Where the controller does notify a breach to the supervisory authority, but the notification is delayed, the controller must be able to provide reasons for that delay; documentation relating to this could help to demonstrate that the delay in reporting is justified and not excessive.
Where the controller communicates a breach to the affected individuals, it should be transparent about the breach and communicate in an effective and timely manner. Accordingly, it would help the controller to demonstrate accountability and compliance by retaining evidence of such communication.
To aid compliance with Articles 33 and 34, it would be advantageous to both controllers and processors to have a documented notification procedure in place, setting out the process to follow once a breach has been detected, including how to contain, manage and recover the incident, as well as assessing risk, and notifying the breach.
In this regard, to show compliance with GDPR it might also be useful to demonstrate that employees have been informed about the existence of such procedures and mechanisms and that they know how to react to breaches. It should be noted that failure to properly document a breach can lead to the supervisory authority exercising its powers under Article 58 and, or imposing an administrative fine in accordance with Article 83.
Much of the foregoing information is also available on this link at the DPC website.
The DPC has also recently updated a data breach notification form.
At the same site you will find useful tips on avoiding data breaches.

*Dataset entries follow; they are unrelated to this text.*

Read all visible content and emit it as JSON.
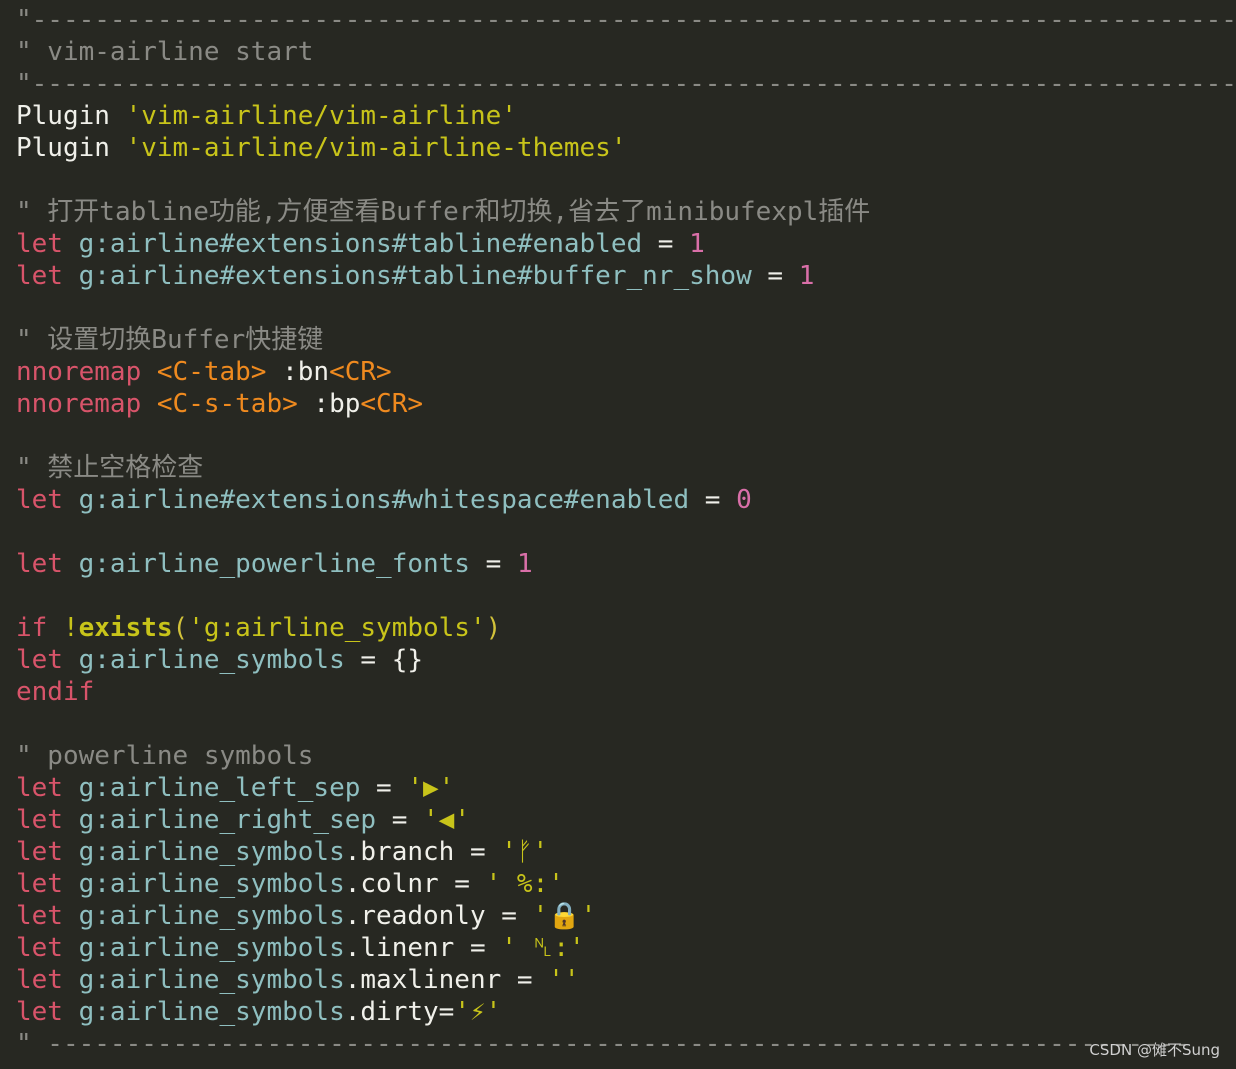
{
  "editor": {
    "lines": [
      {
        "parts": [
          {
            "cls": "comment",
            "text": "\"-----------------------------------------------------------------------------"
          }
        ]
      },
      {
        "parts": [
          {
            "cls": "comment",
            "text": "\" vim-airline start"
          }
        ]
      },
      {
        "parts": [
          {
            "cls": "comment",
            "text": "\"-----------------------------------------------------------------------------"
          }
        ]
      },
      {
        "parts": [
          {
            "cls": "plain",
            "text": "Plugin "
          },
          {
            "cls": "str",
            "text": "'vim-airline/vim-airline'"
          }
        ]
      },
      {
        "parts": [
          {
            "cls": "plain",
            "text": "Plugin "
          },
          {
            "cls": "str",
            "text": "'vim-airline/vim-airline-themes'"
          }
        ]
      },
      {
        "parts": [
          {
            "cls": "plain",
            "text": ""
          }
        ]
      },
      {
        "parts": [
          {
            "cls": "comment",
            "text": "\" 打开tabline功能,方便查看Buffer和切换,省去了minibufexpl插件"
          }
        ]
      },
      {
        "parts": [
          {
            "cls": "kw",
            "text": "let "
          },
          {
            "cls": "var",
            "text": "g:airline#extensions#tabline#enabled"
          },
          {
            "cls": "plain",
            "text": " = "
          },
          {
            "cls": "num",
            "text": "1"
          }
        ]
      },
      {
        "parts": [
          {
            "cls": "kw",
            "text": "let "
          },
          {
            "cls": "var",
            "text": "g:airline#extensions#tabline#buffer_nr_show"
          },
          {
            "cls": "plain",
            "text": " = "
          },
          {
            "cls": "num",
            "text": "1"
          }
        ]
      },
      {
        "parts": [
          {
            "cls": "plain",
            "text": ""
          }
        ]
      },
      {
        "parts": [
          {
            "cls": "comment",
            "text": "\" 设置切换Buffer快捷键"
          }
        ]
      },
      {
        "parts": [
          {
            "cls": "kw",
            "text": "nnoremap "
          },
          {
            "cls": "orange",
            "text": "<C-tab>"
          },
          {
            "cls": "plain",
            "text": " :bn"
          },
          {
            "cls": "orange",
            "text": "<CR>"
          }
        ]
      },
      {
        "parts": [
          {
            "cls": "kw",
            "text": "nnoremap "
          },
          {
            "cls": "orange",
            "text": "<C-s-tab>"
          },
          {
            "cls": "plain",
            "text": " :bp"
          },
          {
            "cls": "orange",
            "text": "<CR>"
          }
        ]
      },
      {
        "parts": [
          {
            "cls": "plain",
            "text": ""
          }
        ]
      },
      {
        "parts": [
          {
            "cls": "comment",
            "text": "\" 禁止空格检查"
          }
        ]
      },
      {
        "parts": [
          {
            "cls": "kw",
            "text": "let "
          },
          {
            "cls": "var",
            "text": "g:airline#extensions#whitespace#enabled"
          },
          {
            "cls": "plain",
            "text": " = "
          },
          {
            "cls": "num",
            "text": "0"
          }
        ]
      },
      {
        "parts": [
          {
            "cls": "plain",
            "text": ""
          }
        ]
      },
      {
        "parts": [
          {
            "cls": "kw",
            "text": "let "
          },
          {
            "cls": "var",
            "text": "g:airline_powerline_fonts"
          },
          {
            "cls": "plain",
            "text": " = "
          },
          {
            "cls": "num",
            "text": "1"
          }
        ]
      },
      {
        "parts": [
          {
            "cls": "plain",
            "text": ""
          }
        ]
      },
      {
        "parts": [
          {
            "cls": "kw",
            "text": "if "
          },
          {
            "cls": "bang",
            "text": "!"
          },
          {
            "cls": "exists",
            "text": "exists"
          },
          {
            "cls": "paren",
            "text": "("
          },
          {
            "cls": "str",
            "text": "'g:airline_symbols'"
          },
          {
            "cls": "paren",
            "text": ")"
          }
        ]
      },
      {
        "parts": [
          {
            "cls": "kw",
            "text": "let "
          },
          {
            "cls": "var",
            "text": "g:airline_symbols"
          },
          {
            "cls": "plain",
            "text": " = {}"
          }
        ]
      },
      {
        "parts": [
          {
            "cls": "kw",
            "text": "endif"
          }
        ]
      },
      {
        "parts": [
          {
            "cls": "plain",
            "text": ""
          }
        ]
      },
      {
        "parts": [
          {
            "cls": "comment",
            "text": "\" powerline symbols"
          }
        ]
      },
      {
        "parts": [
          {
            "cls": "kw",
            "text": "let "
          },
          {
            "cls": "var",
            "text": "g:airline_left_sep"
          },
          {
            "cls": "plain",
            "text": " = "
          },
          {
            "cls": "str",
            "text": "'▶'"
          }
        ]
      },
      {
        "parts": [
          {
            "cls": "kw",
            "text": "let "
          },
          {
            "cls": "var",
            "text": "g:airline_right_sep"
          },
          {
            "cls": "plain",
            "text": " = "
          },
          {
            "cls": "str",
            "text": "'◀'"
          }
        ]
      },
      {
        "parts": [
          {
            "cls": "kw",
            "text": "let "
          },
          {
            "cls": "var",
            "text": "g:airline_symbols"
          },
          {
            "cls": "plain",
            "text": ".branch = "
          },
          {
            "cls": "str",
            "text": "'ᚠ'"
          }
        ]
      },
      {
        "parts": [
          {
            "cls": "kw",
            "text": "let "
          },
          {
            "cls": "var",
            "text": "g:airline_symbols"
          },
          {
            "cls": "plain",
            "text": ".colnr = "
          },
          {
            "cls": "str",
            "text": "' %:'"
          }
        ]
      },
      {
        "parts": [
          {
            "cls": "kw",
            "text": "let "
          },
          {
            "cls": "var",
            "text": "g:airline_symbols"
          },
          {
            "cls": "plain",
            "text": ".readonly = "
          },
          {
            "cls": "str",
            "text": "'🔒'"
          }
        ]
      },
      {
        "parts": [
          {
            "cls": "kw",
            "text": "let "
          },
          {
            "cls": "var",
            "text": "g:airline_symbols"
          },
          {
            "cls": "plain",
            "text": ".linenr = "
          },
          {
            "cls": "str",
            "text": "' ␤:'"
          }
        ]
      },
      {
        "parts": [
          {
            "cls": "kw",
            "text": "let "
          },
          {
            "cls": "var",
            "text": "g:airline_symbols"
          },
          {
            "cls": "plain",
            "text": ".maxlinenr = "
          },
          {
            "cls": "str",
            "text": "''"
          }
        ]
      },
      {
        "parts": [
          {
            "cls": "kw",
            "text": "let "
          },
          {
            "cls": "var",
            "text": "g:airline_symbols"
          },
          {
            "cls": "plain",
            "text": ".dirty="
          },
          {
            "cls": "str",
            "text": "'⚡'"
          }
        ]
      },
      {
        "parts": [
          {
            "cls": "comment",
            "text": "\" -------------------------------------------------------------------------"
          }
        ]
      }
    ]
  },
  "watermark": {
    "text": "CSDN @傩不Sung"
  }
}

Here at GDPRXpert.ie we are GDPR and data protection consultants with vast expertise helping businesses first fully recognise, and then properly react to , data breaches .
GDPRXpert.ie are located in Carlow/Kilkenny and Mayo, offering a nationwide service.
Call 0858754526 or 0599134259 to discuss your particular need.
Patrick Rowland, GDPRXpert.ie